The very first exoskeleton was produced in 1965 for military use. Since that time, exoskeletons have become more and more popular in the manufacturing world, supporting employees and improving the quality of their work.
Exoskeletons are, quite simply, personal assistive technologies that are designed to affect the body mechanically, reducing the load of physical work like heavy lifting, while lessening the risk of musculoskeletal disorders. Ergonomic workplace layout and design are not always possible, for example: temporary workplaces, which is where exoskeletons can help compensate.
But like all new technology, exoskeletons create the need for standards and regulations. Redistributing stress to other parts of the body can impact a workers’ health, comfort and safety. Human-centered equipment design makes exoskeletons useful and accepted in an ever-widening array of industries.
A Growing Trend
In 2018, more than 7,000 exoskeleton units were sold in manufacturing, but the potential market need is much more — at 60,000 units for all types of exoskeletons, backed by an estimated growth rate of more than 50 percent between 2019 and 2024, says Industry Today. This trend will likely grow even beyond that, due to the increasing average age of the population in industrialized countries.
While much of the work in factories has become automated, human input is still critical, and continues to form the foundation of many operations, including repetitive, value-added, precise tasks. When you consider the average worker lifts his or her arm 4,600 times a day, almost a million times a year, to perform tasks, the need for exoskeletons becomes clear.
Exoskeletons are essentially wearable robotic technologies that support workers in their jobs, providing postural support that can follow the movements of the arms without misalignment or resistance.

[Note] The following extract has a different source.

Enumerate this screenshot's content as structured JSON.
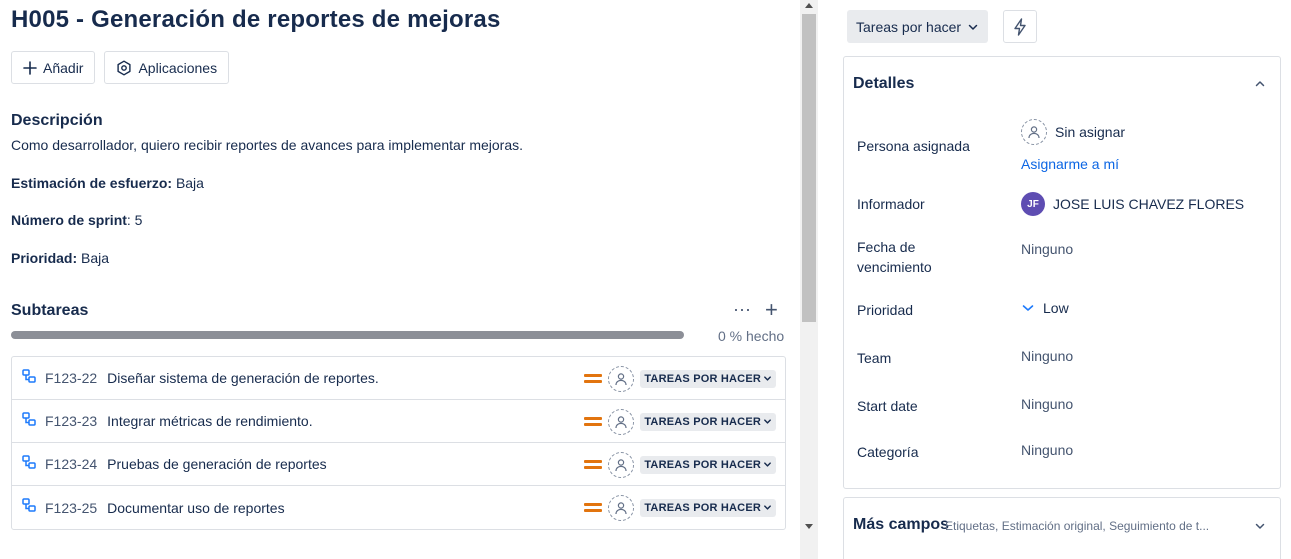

This, in turn, can generate a 30 percent reduction in stress on the shoulder muscles. Exoskeletons can support employees in a variety of sectors, including construction, agriculture, services and automotive.

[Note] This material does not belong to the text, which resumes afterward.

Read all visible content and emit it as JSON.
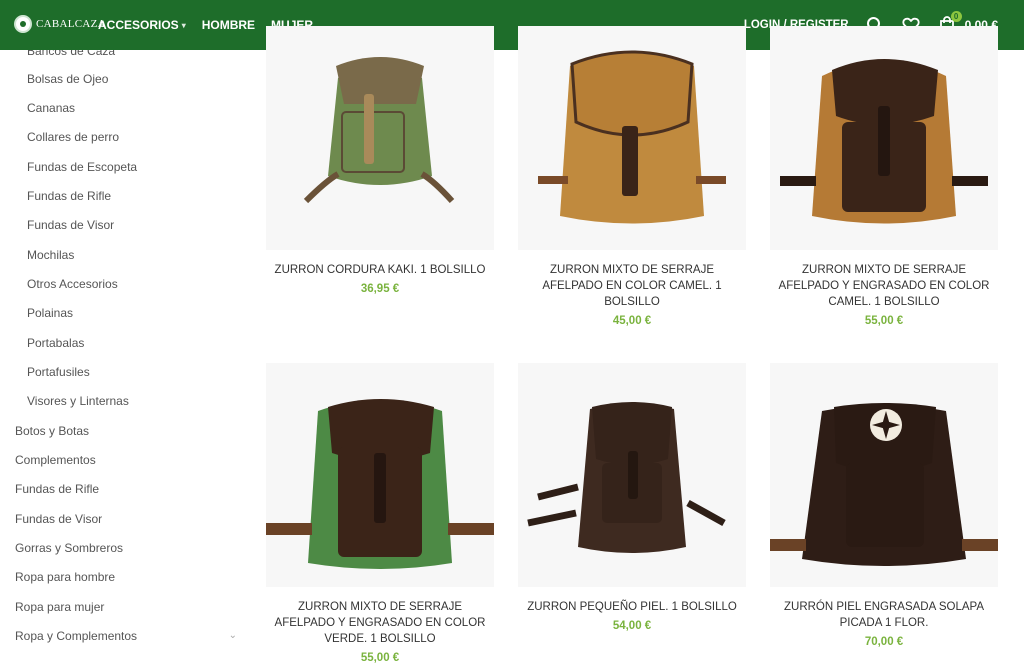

The benefits are many:
- Improved workplace comfort
- Reduced muscle fatigue
- Improved quality of work
- Increased productivity
- Fewer injuries and sick days
Let’s take a look at how robotic exoskeletons, AKA exosuits, help construction workers. These light metal and graphite frames basically mimic the human skeleton. When these workers wear exoskeletons, the objects they are lifting seem lighter – in fact, nearly weightless. Exosuits can be passive, with no motors or batteries, or active, which do contain these elements to aid in lifting.
The use of exoskeletons can reduce worker injury. Ford Motor Company, for example, adopted exoskeletons for its workforce in 2011. Since then, they have seen an 83 percent decrease in the amount of injuries reported in units that used the exoskeleton.
Ergonomics experts point out that when injuries occur, they most often impact the shoulder, which consequently suffer the highest number of injuries. On top of that, they take the longest to heal and return to full function. Shoulder surgeries are one of the most expensive orthopedic operations.
Not only do workplace injuries affect the health of employees as well as the company’s bottom line, when fewer workers are injured on the job, there is not as much need for hiring and training people who can replace those who are recuperating.
Best part is, companies can work with manufacturers to design exoskeletons that encompass features addressing their precise needs.
Where Ekso Bionics Fits In
Here at Ekso Bionics, our exoskeletons are designed to solve three main problems in the workplace. It all starts with worker fatigue, and trickles down from there.
- Injury (caused by fatigue — usually shoulder, sprains, etc.)
- Productivity (hindered by fatigue)
As you can see, fatigue is the main issue here, affecting many other challenges within the workplace. Threatening the output your company can achieve and predicated by frequent injury, fatigue must be addressed first and foremost. That’s where our exoskeletons come in.